For vast segments of the workforce engaged in the country’s urban centres, and particularly capital Dhaka, this means away from where they spend the majority of each year, triggering the familiar mass exodus from cities around this time
Growing evidence of the coronavirus SARS CoV-2 permeating communities throughout the length and breadth of the country has hardly dampened the public's enthusiasm for spending the Eid ul Fitr holidays at home with their families.
For vast segments of the workforce engaged in the country's urban centres, and particularly capital Dhaka, this means away from where they spend the majority of each year, triggering the familiar mass exodus from cities around this time.
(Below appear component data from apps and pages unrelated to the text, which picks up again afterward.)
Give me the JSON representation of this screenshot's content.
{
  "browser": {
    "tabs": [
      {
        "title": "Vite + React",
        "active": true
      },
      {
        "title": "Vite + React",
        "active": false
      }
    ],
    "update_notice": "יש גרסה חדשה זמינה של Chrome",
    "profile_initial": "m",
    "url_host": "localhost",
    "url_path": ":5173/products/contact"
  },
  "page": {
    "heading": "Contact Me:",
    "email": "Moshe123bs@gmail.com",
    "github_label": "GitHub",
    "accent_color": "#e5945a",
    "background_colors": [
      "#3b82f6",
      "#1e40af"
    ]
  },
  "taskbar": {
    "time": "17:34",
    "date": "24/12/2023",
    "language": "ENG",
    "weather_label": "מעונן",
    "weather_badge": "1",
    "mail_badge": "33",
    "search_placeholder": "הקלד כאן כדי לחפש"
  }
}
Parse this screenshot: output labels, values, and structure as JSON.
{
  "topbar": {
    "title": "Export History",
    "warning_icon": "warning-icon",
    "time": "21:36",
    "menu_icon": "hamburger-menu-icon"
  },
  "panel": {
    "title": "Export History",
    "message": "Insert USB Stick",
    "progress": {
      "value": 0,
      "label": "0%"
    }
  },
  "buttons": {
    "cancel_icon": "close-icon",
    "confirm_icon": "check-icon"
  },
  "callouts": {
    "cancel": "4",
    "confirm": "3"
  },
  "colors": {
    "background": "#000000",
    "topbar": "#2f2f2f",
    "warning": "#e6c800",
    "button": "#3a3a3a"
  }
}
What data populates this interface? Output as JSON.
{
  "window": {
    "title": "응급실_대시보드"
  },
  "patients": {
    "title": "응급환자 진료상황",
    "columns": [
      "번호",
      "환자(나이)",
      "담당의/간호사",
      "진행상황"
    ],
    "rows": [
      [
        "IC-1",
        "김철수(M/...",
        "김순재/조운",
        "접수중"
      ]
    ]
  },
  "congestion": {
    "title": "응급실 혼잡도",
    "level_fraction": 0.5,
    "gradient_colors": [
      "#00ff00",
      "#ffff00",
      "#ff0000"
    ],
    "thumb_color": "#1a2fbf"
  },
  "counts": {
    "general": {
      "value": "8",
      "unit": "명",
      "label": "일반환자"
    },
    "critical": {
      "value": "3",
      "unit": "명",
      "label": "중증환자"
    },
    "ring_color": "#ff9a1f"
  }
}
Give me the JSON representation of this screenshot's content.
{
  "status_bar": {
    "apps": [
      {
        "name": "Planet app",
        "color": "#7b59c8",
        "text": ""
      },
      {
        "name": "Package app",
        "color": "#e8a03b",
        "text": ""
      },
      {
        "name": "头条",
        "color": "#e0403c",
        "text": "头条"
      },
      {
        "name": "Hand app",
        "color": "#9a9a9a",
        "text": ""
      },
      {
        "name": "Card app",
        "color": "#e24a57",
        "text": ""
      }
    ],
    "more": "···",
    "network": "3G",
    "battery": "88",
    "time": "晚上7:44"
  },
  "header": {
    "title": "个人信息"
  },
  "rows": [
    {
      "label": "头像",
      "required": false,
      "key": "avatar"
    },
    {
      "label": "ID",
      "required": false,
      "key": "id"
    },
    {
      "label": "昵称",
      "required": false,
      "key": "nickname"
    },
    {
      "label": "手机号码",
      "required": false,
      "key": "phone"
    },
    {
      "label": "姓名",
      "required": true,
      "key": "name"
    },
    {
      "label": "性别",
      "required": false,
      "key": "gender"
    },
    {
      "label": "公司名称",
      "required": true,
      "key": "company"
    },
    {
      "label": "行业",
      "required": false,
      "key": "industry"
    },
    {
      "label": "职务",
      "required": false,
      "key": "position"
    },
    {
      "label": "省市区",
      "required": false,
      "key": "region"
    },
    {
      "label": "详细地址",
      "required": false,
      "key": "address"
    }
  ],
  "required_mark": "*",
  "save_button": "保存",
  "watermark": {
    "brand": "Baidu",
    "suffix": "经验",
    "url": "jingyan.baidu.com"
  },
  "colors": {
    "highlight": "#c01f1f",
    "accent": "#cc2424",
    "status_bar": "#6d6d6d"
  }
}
This year with the pandemic, the scientific advice is to not only avoid travelling across district lines, but even to avoid going out unless absolutely necessary - 'shelter in place', i.e. stay where you are.
The authorities had initially placed a ban on Eid journeys, while the law enforcers also came up for strict controlling of vehicles on the highways. Earlier on Tuesday, police sent back homebound people who thronged the Mawa ferry terminal area for crossing Padma to the capital.
But then the government backtracked from its strict position and allowed Eid journeys in private vehicles keeping the public transport movement suspended. On Friday, the government opened the ferry services on Shimulia-Kathalbari river route and permitted people to cross the river and go home to celebrate Eid.
The change in the government's stance has been interpreted as a green signal on all fronts to the home-going people, according to advocacy group Jatri Kalyan Samity, who have termed the relaxation 'a suicidal move' that would lead to more outbreaks occurring all over the nation.
Homebound journeys continued to pick up on Saturday, even as the country reported the highest single-day spike in new coronavirus cases.
Ignoring the risk of COVID-19 infection, thousands of people of southern part of the country crossed Padma River in the morning, aiming to celebrate Eid with family in the districts and villages of the hinterland that have so far been spared the worst of the epidemic in Bangladesh
Eid-ul-Fitr will be celebrated on Monday as Shawwal moon was not sighted at any place in 64 districts, said Md Nurul Islam, secretary for the Ministry of Religious Affairs.
The country reported the highest number of coronavirus cases-1,873 on Saturday, when thousands went home to celebrate Eid amid the high risk of infection.